John F. Kennedy presided over the United States at the heighth of its power and influence. World War II had ended only 15 years before his election, and we were still enjoying the benefits and advantages of victory. We were well on our way to repairing the damage done by the Great Depression. Our military power was such that Kennedy could stare down the Soviets over Cuba.
After his assassination, nothing seemed quite right. Hopeful and optimistic at the beginning of the decade, America sunk into recriminations and hostility, even near chaos, by the decade's end. Many Americans, inspired by JFK, went into politics in the early 60's. By the late 60's, politics was out.
It has been 50 years since that fateful day, but his death still haunts us. Politicians of all stripes, but especially Democrats, tried to mimick the Kennedy style and associate themselves with his energy and "vigor." They all sounded inauthentic and "tinny."

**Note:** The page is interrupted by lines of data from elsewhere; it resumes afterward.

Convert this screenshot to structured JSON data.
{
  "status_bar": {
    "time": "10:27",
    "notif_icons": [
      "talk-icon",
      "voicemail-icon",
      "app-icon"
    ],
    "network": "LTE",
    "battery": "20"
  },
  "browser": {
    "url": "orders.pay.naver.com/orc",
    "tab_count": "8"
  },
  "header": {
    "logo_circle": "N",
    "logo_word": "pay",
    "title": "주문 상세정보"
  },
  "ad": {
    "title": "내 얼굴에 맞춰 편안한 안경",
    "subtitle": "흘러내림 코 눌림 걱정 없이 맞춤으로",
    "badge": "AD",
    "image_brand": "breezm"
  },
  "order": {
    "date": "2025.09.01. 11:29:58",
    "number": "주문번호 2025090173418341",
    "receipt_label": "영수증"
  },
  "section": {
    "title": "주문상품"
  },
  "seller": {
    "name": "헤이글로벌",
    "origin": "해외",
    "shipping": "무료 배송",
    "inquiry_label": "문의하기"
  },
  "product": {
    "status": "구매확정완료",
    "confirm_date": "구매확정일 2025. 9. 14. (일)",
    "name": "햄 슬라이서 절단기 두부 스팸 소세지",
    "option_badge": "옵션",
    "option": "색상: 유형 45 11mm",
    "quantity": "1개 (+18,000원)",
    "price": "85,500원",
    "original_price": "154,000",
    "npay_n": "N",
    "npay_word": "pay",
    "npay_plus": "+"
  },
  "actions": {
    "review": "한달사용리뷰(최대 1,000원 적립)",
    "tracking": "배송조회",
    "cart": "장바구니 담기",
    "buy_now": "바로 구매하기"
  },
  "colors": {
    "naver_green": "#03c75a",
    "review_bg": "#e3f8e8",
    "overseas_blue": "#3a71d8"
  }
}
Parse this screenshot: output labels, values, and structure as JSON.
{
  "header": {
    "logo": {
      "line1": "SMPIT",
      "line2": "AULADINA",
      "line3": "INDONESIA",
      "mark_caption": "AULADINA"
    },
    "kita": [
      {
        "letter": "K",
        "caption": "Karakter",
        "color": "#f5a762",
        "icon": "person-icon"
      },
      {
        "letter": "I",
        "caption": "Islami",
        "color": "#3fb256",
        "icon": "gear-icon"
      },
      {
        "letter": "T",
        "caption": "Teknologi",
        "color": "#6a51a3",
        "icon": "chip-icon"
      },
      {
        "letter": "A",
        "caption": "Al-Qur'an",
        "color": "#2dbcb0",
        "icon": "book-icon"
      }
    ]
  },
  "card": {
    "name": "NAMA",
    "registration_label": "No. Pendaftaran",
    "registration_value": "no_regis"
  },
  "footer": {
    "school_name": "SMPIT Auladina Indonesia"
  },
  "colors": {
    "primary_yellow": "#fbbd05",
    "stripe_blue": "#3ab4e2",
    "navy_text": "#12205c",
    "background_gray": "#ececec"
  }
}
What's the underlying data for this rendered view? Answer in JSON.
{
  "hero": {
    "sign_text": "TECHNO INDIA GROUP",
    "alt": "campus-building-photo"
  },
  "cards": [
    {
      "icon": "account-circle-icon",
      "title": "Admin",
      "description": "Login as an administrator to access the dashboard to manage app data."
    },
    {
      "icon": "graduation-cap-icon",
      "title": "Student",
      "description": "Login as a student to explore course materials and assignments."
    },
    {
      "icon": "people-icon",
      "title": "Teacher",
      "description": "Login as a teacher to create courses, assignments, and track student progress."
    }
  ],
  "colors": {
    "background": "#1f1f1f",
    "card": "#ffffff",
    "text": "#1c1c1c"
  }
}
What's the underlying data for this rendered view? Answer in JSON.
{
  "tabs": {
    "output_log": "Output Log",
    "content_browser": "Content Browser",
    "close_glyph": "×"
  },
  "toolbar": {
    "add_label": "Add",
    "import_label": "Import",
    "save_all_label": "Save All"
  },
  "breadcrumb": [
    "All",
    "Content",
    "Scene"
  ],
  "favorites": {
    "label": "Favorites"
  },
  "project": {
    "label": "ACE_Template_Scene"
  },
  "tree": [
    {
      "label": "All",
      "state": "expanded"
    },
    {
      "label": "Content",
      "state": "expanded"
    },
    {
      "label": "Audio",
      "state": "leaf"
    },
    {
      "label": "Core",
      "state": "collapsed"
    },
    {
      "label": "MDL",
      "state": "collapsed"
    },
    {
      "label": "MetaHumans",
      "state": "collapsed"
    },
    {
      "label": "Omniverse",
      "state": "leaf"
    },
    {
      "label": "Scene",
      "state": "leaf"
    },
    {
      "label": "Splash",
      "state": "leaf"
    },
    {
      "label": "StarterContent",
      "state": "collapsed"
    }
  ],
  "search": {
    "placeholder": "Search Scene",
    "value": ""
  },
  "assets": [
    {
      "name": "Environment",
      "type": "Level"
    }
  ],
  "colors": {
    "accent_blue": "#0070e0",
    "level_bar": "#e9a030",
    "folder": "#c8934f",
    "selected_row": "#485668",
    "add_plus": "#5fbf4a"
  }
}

Was John F. Kennedy a great President? Yes. He was smart enough to end-run the military hawks on Cuba, and tough enough to make Khrushchev blink. To his political detriment, he embraced the civil rights movement. In his American University speech of 1963, he was looking forward to a world that was not bogged down by intractible ideological conflict.